Prompt:
Your task is to print all of the data word for word.

Dataset rows describing interfaces:
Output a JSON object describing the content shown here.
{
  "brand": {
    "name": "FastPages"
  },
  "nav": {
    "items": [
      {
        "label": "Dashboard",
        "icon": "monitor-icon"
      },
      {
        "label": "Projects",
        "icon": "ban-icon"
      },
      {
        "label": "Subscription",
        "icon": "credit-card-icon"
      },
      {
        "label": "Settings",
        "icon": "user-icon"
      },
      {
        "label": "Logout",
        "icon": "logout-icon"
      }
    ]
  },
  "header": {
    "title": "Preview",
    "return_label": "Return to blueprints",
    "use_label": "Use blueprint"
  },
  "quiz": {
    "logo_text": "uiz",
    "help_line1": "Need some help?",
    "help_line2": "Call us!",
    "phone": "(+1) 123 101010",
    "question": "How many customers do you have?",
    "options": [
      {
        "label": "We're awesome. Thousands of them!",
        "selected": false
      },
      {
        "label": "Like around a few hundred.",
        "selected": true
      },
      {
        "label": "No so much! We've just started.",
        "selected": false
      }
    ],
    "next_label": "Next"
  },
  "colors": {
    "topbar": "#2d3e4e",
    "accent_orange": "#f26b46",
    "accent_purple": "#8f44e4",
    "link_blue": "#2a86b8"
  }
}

Response box:
Output a JSON object describing the content shown here.
{
  "brand": {
    "name": "FastPages"
  },
  "nav": {
    "items": [
      {
        "label": "Dashboard",
        "icon": "monitor-icon"
      },
      {
        "label": "Projects",
        "icon": "ban-icon"
      },
      {
        "label": "Subscription",
        "icon": "credit-card-icon"
      },
      {
        "label": "Settings",
        "icon": "user-icon"
      },
      {
        "label": "Logout",
        "icon": "logout-icon"
      }
    ]
  },
  "header": {
    "title": "Preview",
    "return_label": "Return to blueprints",
    "use_label": "Use blueprint"
  },
  "quiz": {
    "logo_text": "uiz",
    "help_line1": "Need some help?",
    "help_line2": "Call us!",
    "phone": "(+1) 123 101010",
    "question": "How many customers do you have?",
    "options": [
      {
        "label": "We're awesome. Thousands of them!",
        "selected": false
      },
      {
        "label": "Like around a few hundred.",
        "selected": true
      },
      {
        "label": "No so much! We've just started.",
        "selected": false
      }
    ],
    "next_label": "Next"
  },
  "colors": {
    "topbar": "#2d3e4e",
    "accent_orange": "#f26b46",
    "accent_purple": "#8f44e4",
    "link_blue": "#2a86b8"
  }
}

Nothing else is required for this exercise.